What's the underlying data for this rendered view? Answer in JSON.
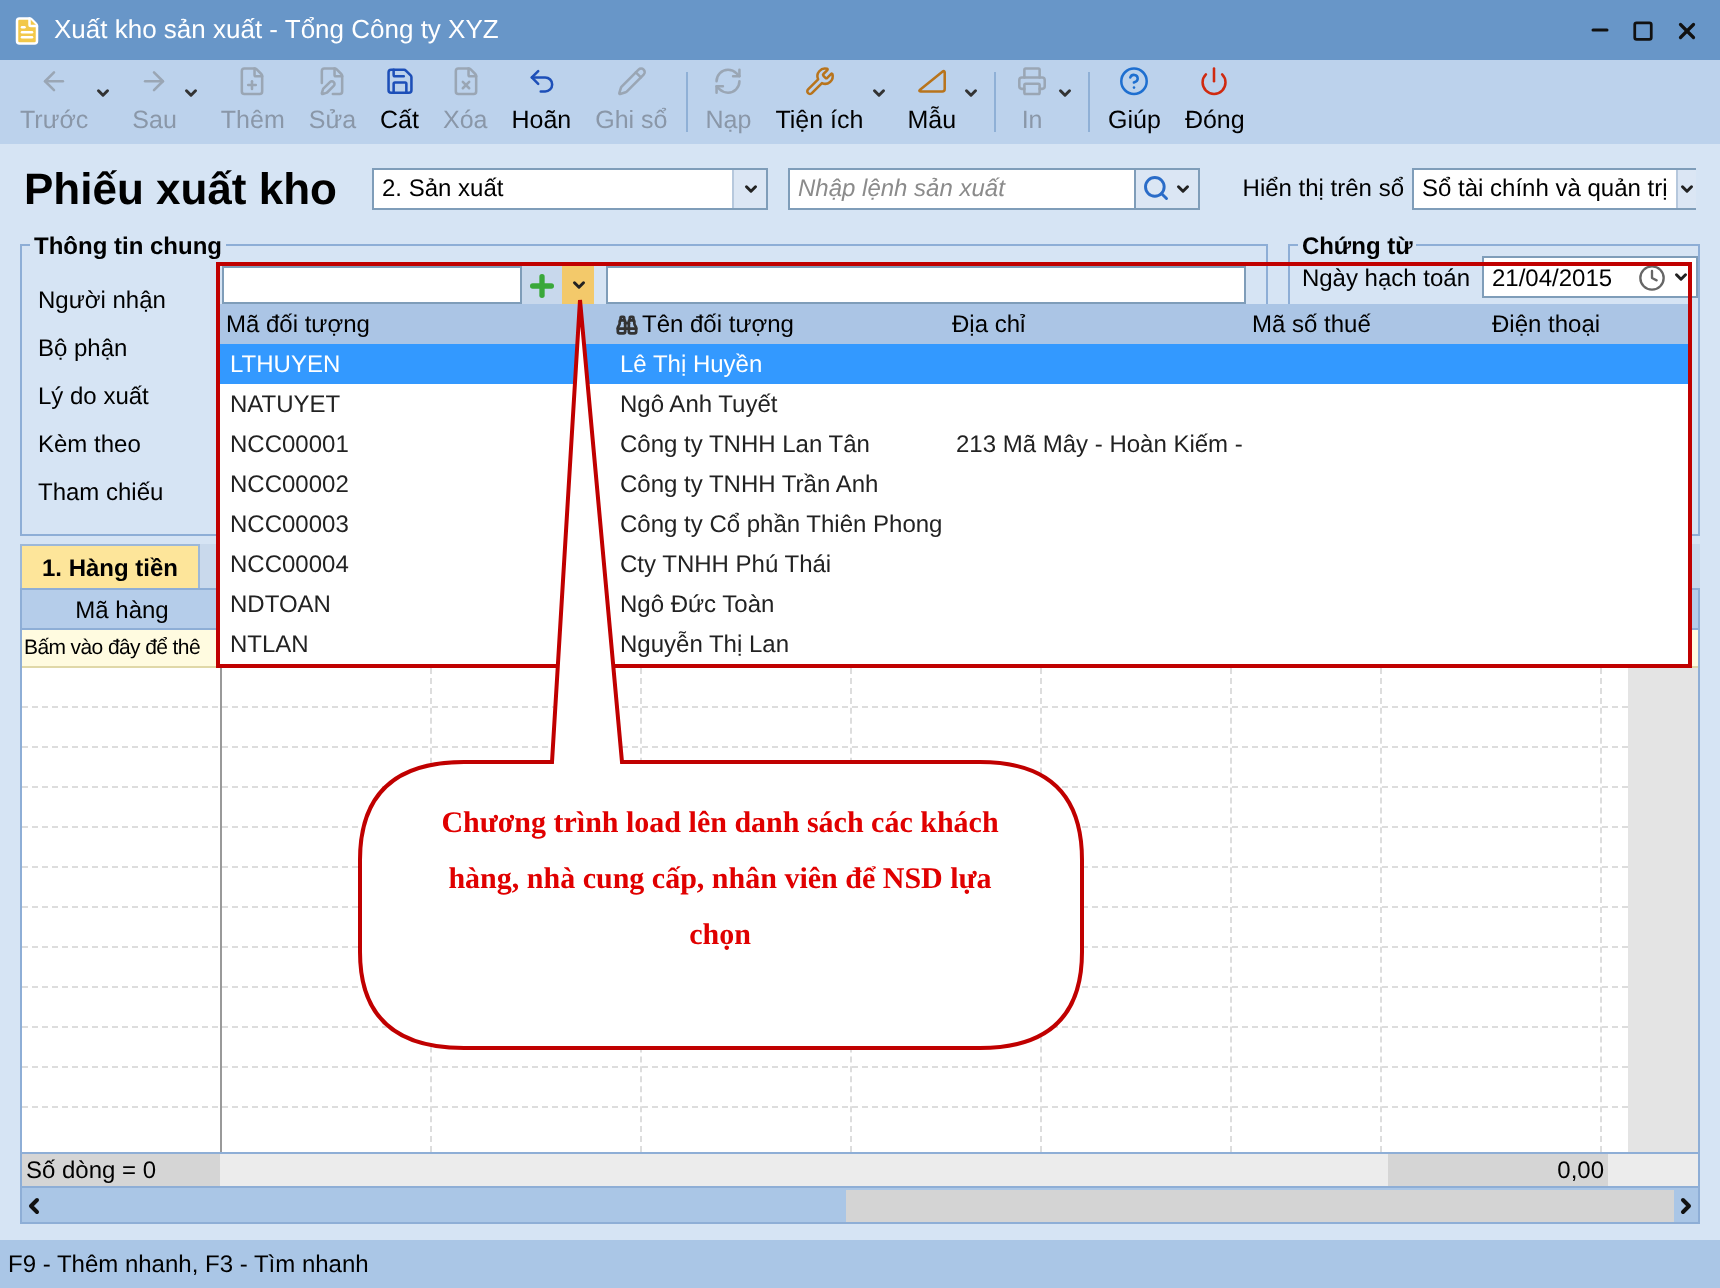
{
  "window": {
    "title": "Xuất kho sản xuất - Tổng Công ty XYZ"
  },
  "toolbar": {
    "groups": [
      [
        {
          "label": "Trước",
          "disabled": true,
          "has_menu": true
        },
        {
          "label": "Sau",
          "disabled": true,
          "has_menu": true
        },
        {
          "label": "Thêm",
          "disabled": true,
          "has_menu": false
        },
        {
          "label": "Sửa",
          "disabled": true,
          "has_menu": false
        },
        {
          "label": "Cất",
          "disabled": false,
          "has_menu": false
        },
        {
          "label": "Xóa",
          "disabled": true,
          "has_menu": false
        },
        {
          "label": "Hoãn",
          "disabled": false,
          "has_menu": false
        },
        {
          "label": "Ghi sổ",
          "disabled": true,
          "has_menu": false
        }
      ],
      [
        {
          "label": "Nạp",
          "disabled": true,
          "has_menu": false
        },
        {
          "label": "Tiện ích",
          "disabled": false,
          "has_menu": true
        },
        {
          "label": "Mẫu",
          "disabled": false,
          "has_menu": true
        }
      ],
      [
        {
          "label": "In",
          "disabled": true,
          "has_menu": true
        }
      ],
      [
        {
          "label": "Giúp",
          "disabled": false,
          "has_menu": false
        },
        {
          "label": "Đóng",
          "disabled": false,
          "has_menu": false
        }
      ]
    ]
  },
  "header": {
    "title": "Phiếu xuất kho",
    "type_select": {
      "value": "2. Sản xuất"
    },
    "command_search": {
      "placeholder": "Nhập lệnh sản xuất"
    },
    "ledger_label": "Hiển thị trên sổ",
    "ledger_select": {
      "value": "Sổ tài chính và quản trị"
    }
  },
  "general_info": {
    "title": "Thông tin chung",
    "fields": [
      {
        "label": "Người nhận"
      },
      {
        "label": "Bộ phận"
      },
      {
        "label": "Lý do xuất"
      },
      {
        "label": "Kèm theo"
      },
      {
        "label": "Tham chiếu"
      }
    ]
  },
  "voucher": {
    "title": "Chứng từ",
    "date_label": "Ngày hạch toán",
    "date_value": "21/04/2015"
  },
  "recipient_lookup": {
    "columns": [
      "Mã đối tượng",
      "Tên đối tượng",
      "Địa chỉ",
      "Mã số thuế",
      "Điện thoại"
    ],
    "rows": [
      {
        "code": "LTHUYEN",
        "name": "Lê Thị Huyền",
        "selected": true
      },
      {
        "code": "NATUYET",
        "name": "Ngô Anh Tuyết",
        "selected": false
      },
      {
        "code": "NCC00001",
        "name": "Công ty TNHH Lan Tân",
        "address": "213 Mã Mây - Hoàn Kiếm -",
        "selected": false
      },
      {
        "code": "NCC00002",
        "name": "Công ty TNHH Trần Anh",
        "selected": false
      },
      {
        "code": "NCC00003",
        "name": "Công ty Cổ phần Thiên Phong",
        "selected": false
      },
      {
        "code": "NCC00004",
        "name": "Cty TNHH Phú Thái",
        "selected": false
      },
      {
        "code": "NDTOAN",
        "name": "Ngô Đức Toàn",
        "selected": false
      },
      {
        "code": "NTLAN",
        "name": "Nguyễn Thị Lan",
        "selected": false
      }
    ]
  },
  "detail_tabs": [
    {
      "label": "1. Hàng tiền",
      "selected": true
    }
  ],
  "detail_grid": {
    "columns": [
      "Mã hàng"
    ],
    "new_row_hint": "Bấm vào đây để thê",
    "row_count": "Số dòng = 0",
    "total": "0,00"
  },
  "callout": {
    "text": "Chương trình load lên danh sách các khách hàng, nhà cung cấp, nhân viên để NSD lựa chọn"
  },
  "status_bar": {
    "text": "F9 - Thêm nhanh, F3 - Tìm nhanh"
  }
}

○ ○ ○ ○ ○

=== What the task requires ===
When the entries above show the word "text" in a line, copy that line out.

=== Completed exercise ===
    "text": "Chương trình load lên danh sách các khách hàng, nhà cung cấp, nhân viên để NSD lựa chọn"
    "text": "F9 - Thêm nhanh, F3 - Tìm nhanh"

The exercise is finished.